Well, after two back to back nights of working on a painting, it appears that the second attempt is an improvement, but I am no where satisfied with the outcome. I am learning that underpainting is important but I am not getting the 'pop' I was going for. Here you will see two examples of the same vegetables, but different compositions and layouts. The first painting (take 1) was done with a blue underpainting. Given that I used oil, painting yellow squash on top of a blue underpainting makes GREEN! So I scraped it off multiple times (cussing myself that I didn't know this before hand) to get it to even look like something realistic. So lesson learned = don't use an underpainting color that makes a color of the main objects (zucchini). It just won't work. Anyways, after playing around with it I walked away for the night.

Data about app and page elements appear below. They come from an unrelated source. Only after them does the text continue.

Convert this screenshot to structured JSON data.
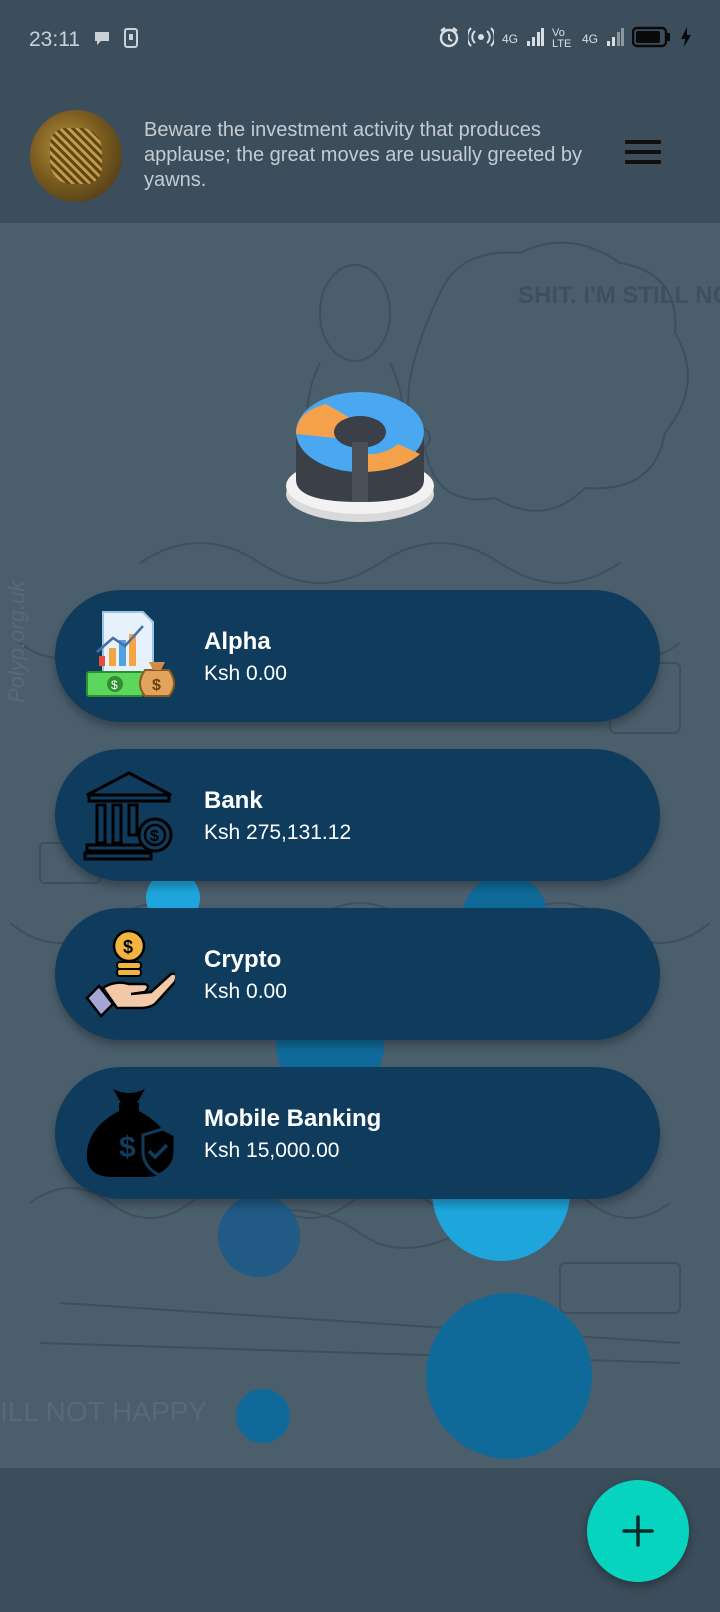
{
  "status_bar": {
    "time": "23:11",
    "network_1": "4G",
    "network_2": "Vo LTE",
    "network_3": "4G"
  },
  "header": {
    "quote": "Beware the investment activity that produces applause; the great moves are usually greeted by yawns."
  },
  "background": {
    "thought_bubble_text": "SHIT. I'M STILL NOT HAPPY...",
    "bottom_caption": "ILL NOT HAPPY",
    "side_credit": "Polyp.org.uk"
  },
  "accounts": [
    {
      "name": "Alpha",
      "amount": "Ksh 0.00",
      "icon": "investment-chart-money-icon"
    },
    {
      "name": "Bank",
      "amount": "Ksh 275,131.12",
      "icon": "bank-building-icon"
    },
    {
      "name": "Crypto",
      "amount": "Ksh 0.00",
      "icon": "hand-coin-icon"
    },
    {
      "name": "Mobile Banking",
      "amount": "Ksh 15,000.00",
      "icon": "money-bag-shield-icon"
    }
  ],
  "fab": {
    "label": "+"
  },
  "colors": {
    "card": "#0f3b5d",
    "fab": "#07d4bf",
    "header": "#3c4e5c",
    "content": "#4a5e6c"
  }
}
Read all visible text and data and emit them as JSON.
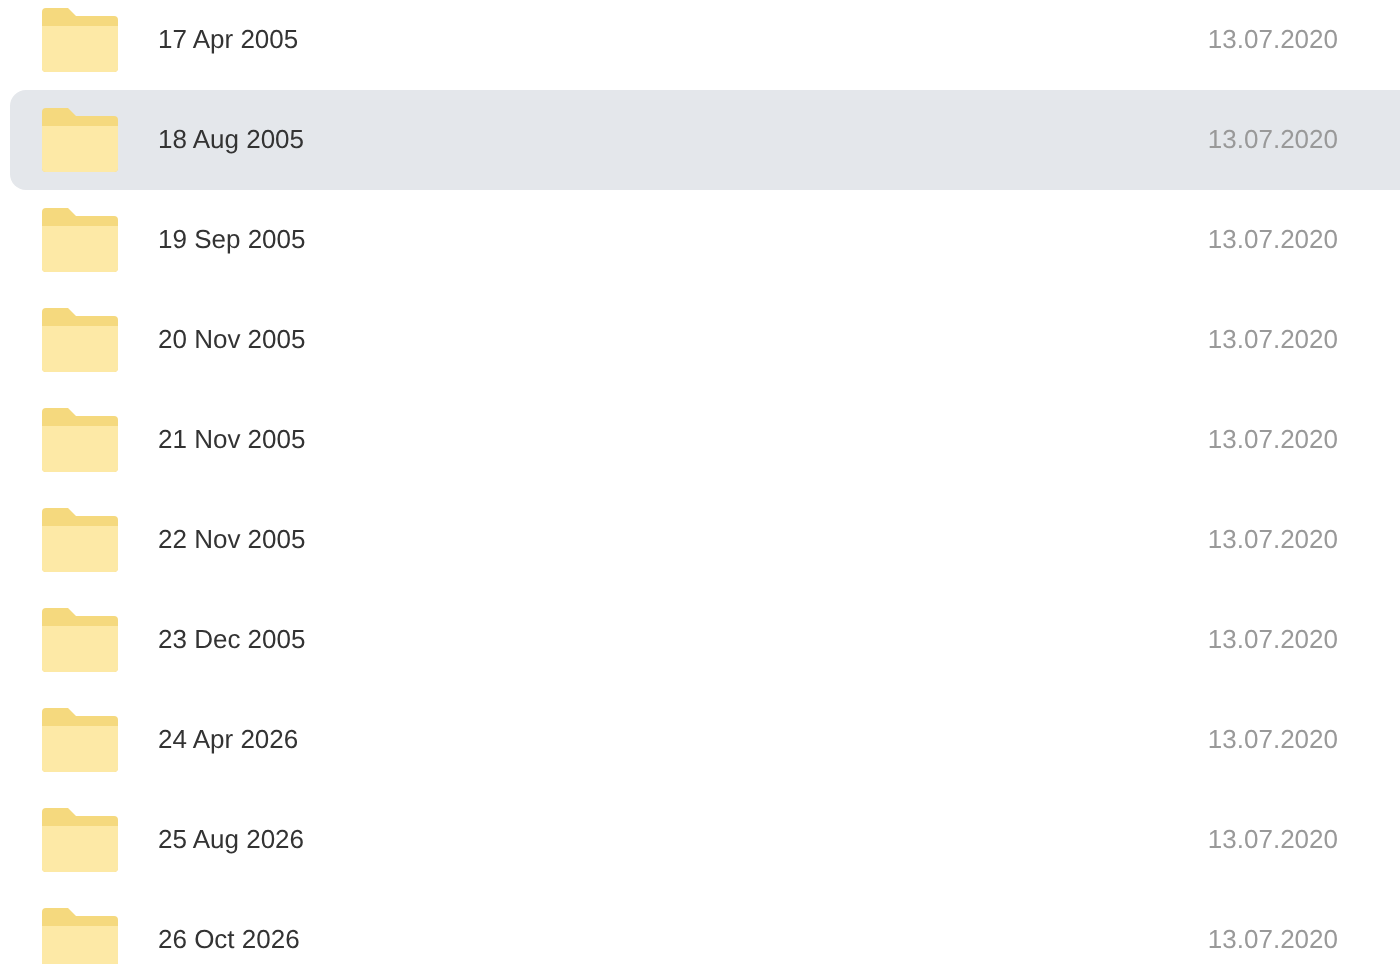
{
  "files": [
    {
      "name": "17 Apr 2005",
      "date": "13.07.2020",
      "selected": false
    },
    {
      "name": "18 Aug 2005",
      "date": "13.07.2020",
      "selected": true
    },
    {
      "name": "19 Sep 2005",
      "date": "13.07.2020",
      "selected": false
    },
    {
      "name": "20 Nov 2005",
      "date": "13.07.2020",
      "selected": false
    },
    {
      "name": "21 Nov 2005",
      "date": "13.07.2020",
      "selected": false
    },
    {
      "name": "22 Nov 2005",
      "date": "13.07.2020",
      "selected": false
    },
    {
      "name": "23 Dec 2005",
      "date": "13.07.2020",
      "selected": false
    },
    {
      "name": "24 Apr 2026",
      "date": "13.07.2020",
      "selected": false
    },
    {
      "name": "25 Aug 2026",
      "date": "13.07.2020",
      "selected": false
    },
    {
      "name": "26 Oct 2026",
      "date": "13.07.2020",
      "selected": false
    }
  ]
}
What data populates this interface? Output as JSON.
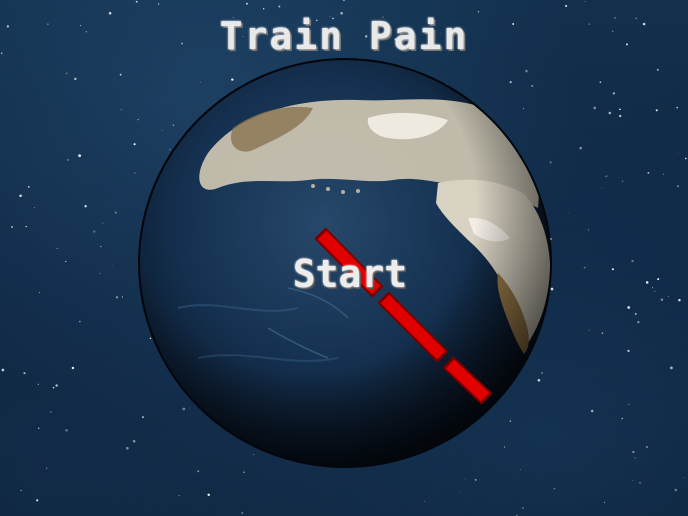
{
  "game": {
    "title": "Train Pain",
    "start_label": "Start"
  },
  "icons": {
    "globe": "earth-globe-icon",
    "train": "train-icon"
  },
  "colors": {
    "train": "#e10000",
    "train_dark": "#7a0000",
    "title_text": "#e9e9e9",
    "background": "#0d2540"
  }
}
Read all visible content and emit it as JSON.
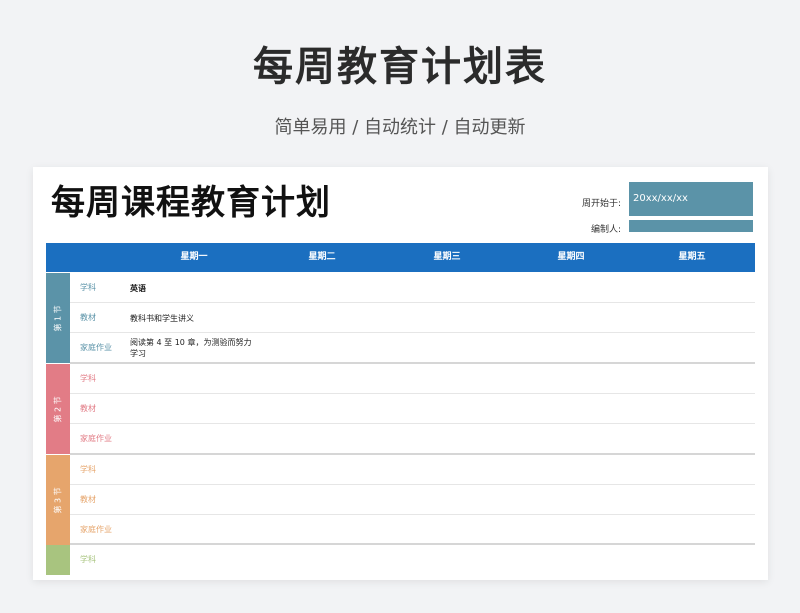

Taking the lessons that I learned from the first painting (take 1), I tacked the same concept again but with a darker under-painting color (burnt umber). Overall, the Spanish onion suffered death on this one. The squash came off nicely though (is this the star of the show?). The zucchini was a bad option to add to the scene but too late. I will keep it simpler next time. Anyways, I am opening the door to more questions with each painting that I have to answer for myself that I didn't know I really needed. This should be part of growth anyways, right? Enjoy these two paintings for now, until next time. I think I may paint my pups next...stay tuned.